Task directions – Please give the entries again in full and exactly, without any picture.

Data records for software interfaces
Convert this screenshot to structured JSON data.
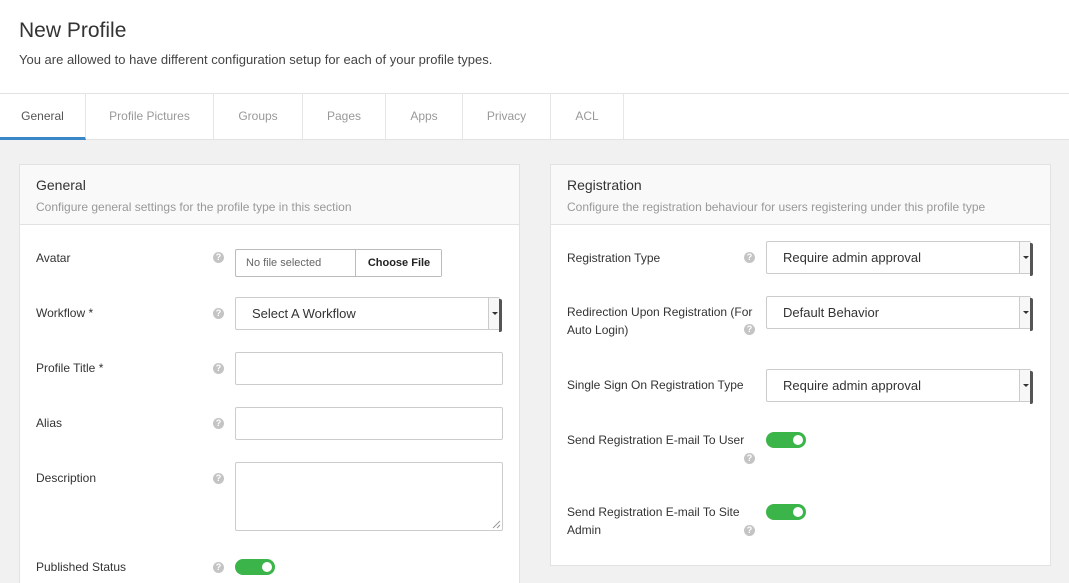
{
  "header": {
    "title": "New Profile",
    "subtitle": "You are allowed to have different configuration setup for each of your profile types."
  },
  "tabs": [
    {
      "label": "General",
      "active": true
    },
    {
      "label": "Profile Pictures",
      "active": false
    },
    {
      "label": "Groups",
      "active": false
    },
    {
      "label": "Pages",
      "active": false
    },
    {
      "label": "Apps",
      "active": false
    },
    {
      "label": "Privacy",
      "active": false
    },
    {
      "label": "ACL",
      "active": false
    }
  ],
  "general": {
    "title": "General",
    "description": "Configure general settings for the profile type in this section",
    "avatar_label": "Avatar",
    "file_status": "No file selected",
    "choose_file_label": "Choose File",
    "workflow_label": "Workflow *",
    "workflow_value": "Select A Workflow",
    "profile_title_label": "Profile Title *",
    "profile_title_value": "",
    "alias_label": "Alias",
    "alias_value": "",
    "description_label": "Description",
    "description_value": "",
    "published_label": "Published Status",
    "published_on": true
  },
  "registration": {
    "title": "Registration",
    "description": "Configure the registration behaviour for users registering under this profile type",
    "type_label": "Registration Type",
    "type_value": "Require admin approval",
    "redirect_label_1": "Redirection Upon Registration (For",
    "redirect_label_2": "Auto Login)",
    "redirect_value": "Default Behavior",
    "sso_label": "Single Sign On Registration Type",
    "sso_value": "Require admin approval",
    "email_user_label": "Send Registration E-mail To User",
    "email_user_on": true,
    "email_admin_label_1": "Send Registration E-mail To Site",
    "email_admin_label_2": "Admin",
    "email_admin_on": true
  },
  "icons": {
    "help": "?",
    "help_icon": "question-circle-icon",
    "dropdown_icon": "caret-down-icon"
  },
  "colors": {
    "accent": "#3a87c8",
    "toggle_on": "#3bb54a"
  }
}
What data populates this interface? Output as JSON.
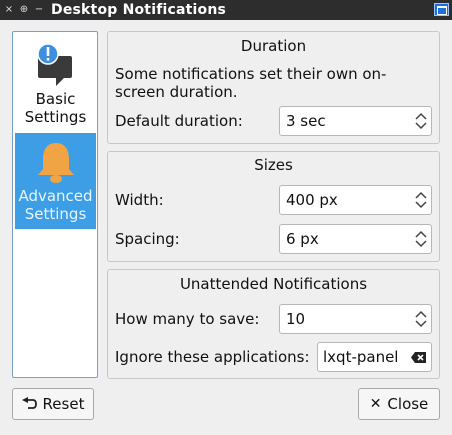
{
  "window": {
    "title": "Desktop Notifications",
    "close_glyph": "×",
    "pin_glyph": "⊕",
    "minimize_glyph": "−"
  },
  "sidebar": {
    "items": [
      {
        "label": "Basic Settings",
        "icon": "notification-bubble-icon",
        "selected": false
      },
      {
        "label": "Advanced Settings",
        "icon": "bell-icon",
        "selected": true
      }
    ]
  },
  "duration": {
    "title": "Duration",
    "description": "Some notifications set their own on-screen duration.",
    "default_label": "Default duration:",
    "default_value": "3 sec"
  },
  "sizes": {
    "title": "Sizes",
    "width_label": "Width:",
    "width_value": "400 px",
    "spacing_label": "Spacing:",
    "spacing_value": "6 px"
  },
  "unattended": {
    "title": "Unattended Notifications",
    "save_label": "How many to save:",
    "save_value": "10",
    "ignore_label": "Ignore these applications:",
    "ignore_value": "lxqt-panel"
  },
  "buttons": {
    "reset": "Reset",
    "close": "Close"
  },
  "colors": {
    "selection": "#3d9ee6",
    "titlebar": "#2d2d2d",
    "bell": "#f0a443"
  }
}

Response –
Convert this screenshot to structured JSON data.
{
  "header": {
    "title": "New Profile",
    "subtitle": "You are allowed to have different configuration setup for each of your profile types."
  },
  "tabs": [
    {
      "label": "General",
      "active": true
    },
    {
      "label": "Profile Pictures",
      "active": false
    },
    {
      "label": "Groups",
      "active": false
    },
    {
      "label": "Pages",
      "active": false
    },
    {
      "label": "Apps",
      "active": false
    },
    {
      "label": "Privacy",
      "active": false
    },
    {
      "label": "ACL",
      "active": false
    }
  ],
  "general": {
    "title": "General",
    "description": "Configure general settings for the profile type in this section",
    "avatar_label": "Avatar",
    "file_status": "No file selected",
    "choose_file_label": "Choose File",
    "workflow_label": "Workflow *",
    "workflow_value": "Select A Workflow",
    "profile_title_label": "Profile Title *",
    "profile_title_value": "",
    "alias_label": "Alias",
    "alias_value": "",
    "description_label": "Description",
    "description_value": "",
    "published_label": "Published Status",
    "published_on": true
  },
  "registration": {
    "title": "Registration",
    "description": "Configure the registration behaviour for users registering under this profile type",
    "type_label": "Registration Type",
    "type_value": "Require admin approval",
    "redirect_label_1": "Redirection Upon Registration (For",
    "redirect_label_2": "Auto Login)",
    "redirect_value": "Default Behavior",
    "sso_label": "Single Sign On Registration Type",
    "sso_value": "Require admin approval",
    "email_user_label": "Send Registration E-mail To User",
    "email_user_on": true,
    "email_admin_label_1": "Send Registration E-mail To Site",
    "email_admin_label_2": "Admin",
    "email_admin_on": true
  },
  "icons": {
    "help": "?",
    "help_icon": "question-circle-icon",
    "dropdown_icon": "caret-down-icon"
  },
  "colors": {
    "accent": "#3a87c8",
    "toggle_on": "#3bb54a"
  }
}
What data populates this interface? Output as JSON.
{
  "window": {
    "title": "Desktop Notifications",
    "close_glyph": "×",
    "pin_glyph": "⊕",
    "minimize_glyph": "−"
  },
  "sidebar": {
    "items": [
      {
        "label": "Basic Settings",
        "icon": "notification-bubble-icon",
        "selected": false
      },
      {
        "label": "Advanced Settings",
        "icon": "bell-icon",
        "selected": true
      }
    ]
  },
  "duration": {
    "title": "Duration",
    "description": "Some notifications set their own on-screen duration.",
    "default_label": "Default duration:",
    "default_value": "3 sec"
  },
  "sizes": {
    "title": "Sizes",
    "width_label": "Width:",
    "width_value": "400 px",
    "spacing_label": "Spacing:",
    "spacing_value": "6 px"
  },
  "unattended": {
    "title": "Unattended Notifications",
    "save_label": "How many to save:",
    "save_value": "10",
    "ignore_label": "Ignore these applications:",
    "ignore_value": "lxqt-panel"
  },
  "buttons": {
    "reset": "Reset",
    "close": "Close"
  },
  "colors": {
    "selection": "#3d9ee6",
    "titlebar": "#2d2d2d",
    "bell": "#f0a443"
  }
}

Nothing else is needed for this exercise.